The JPEG format supports 24‑bit color, so it preserves the subtle variations in brightness and hue found in photographs. A progressive JPEG file displays a low-resolution version of the image in the web browser while the full image is downloading.
JPEG image compression is called lossy because it selectively discards image data. A higher quality setting results in less data being discarded, but the JPEG compression method may still degrade sharp detail in an image, particularly in images containing type or vector art.
Artifacts, such as wavelike patterns or blocky areas of banding, are created each time you save an image in JPEG format. Therefore, you should always save JPEG files from the original image, not from a previously saved JPEG.
The JPEG format does not support transparency. When you save an image as a JPEG file, transparent pixels are filled with the matte color specified in the Save For Web dialog box. To simulate the effect of background transparency, you can match the matte color to the web page background color. If your image contains transparency and you do not know the web page background color, or if the background is a pattern, you should use a format that supports transparency (GIF, PNG‑8, or PNG‑24).
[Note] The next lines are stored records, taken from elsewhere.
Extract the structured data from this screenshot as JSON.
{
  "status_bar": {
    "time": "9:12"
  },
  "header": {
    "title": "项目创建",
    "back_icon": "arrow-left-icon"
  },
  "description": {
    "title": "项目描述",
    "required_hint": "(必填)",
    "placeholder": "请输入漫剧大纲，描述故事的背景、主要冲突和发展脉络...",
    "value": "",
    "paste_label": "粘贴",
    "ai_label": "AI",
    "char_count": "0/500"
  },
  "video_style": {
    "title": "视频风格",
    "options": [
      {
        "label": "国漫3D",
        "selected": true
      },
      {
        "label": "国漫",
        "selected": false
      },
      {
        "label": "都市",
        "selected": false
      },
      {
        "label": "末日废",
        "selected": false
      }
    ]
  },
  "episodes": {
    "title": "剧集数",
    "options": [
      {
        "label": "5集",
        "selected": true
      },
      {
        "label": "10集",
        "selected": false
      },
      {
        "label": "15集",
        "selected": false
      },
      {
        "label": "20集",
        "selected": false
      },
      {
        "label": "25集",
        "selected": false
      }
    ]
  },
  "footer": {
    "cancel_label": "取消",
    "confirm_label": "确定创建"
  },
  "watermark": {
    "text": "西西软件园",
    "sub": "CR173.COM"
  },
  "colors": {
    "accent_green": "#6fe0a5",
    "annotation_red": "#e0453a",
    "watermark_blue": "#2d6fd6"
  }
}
JPEG is the standard format for compressing photographs.
Choose a quality option (Low, Medium, High, and so on) from the pop‑up menu under the optimization format menu.
Click the arrow in the Quality menu and drag the Quality pop‑up slider.
Enter a value between 0 and 100 in the Quality box.
The higher the Quality setting, the more detail is preserved in the optimized image, but the larger the file size. View the optimized image at several quality settings to determine the best balance between quality and file size.
Some browsers do not support progressive JPEGs.
Some browsers use ICC profiles for color correction. The ICC profile of the image depends on your current color setting.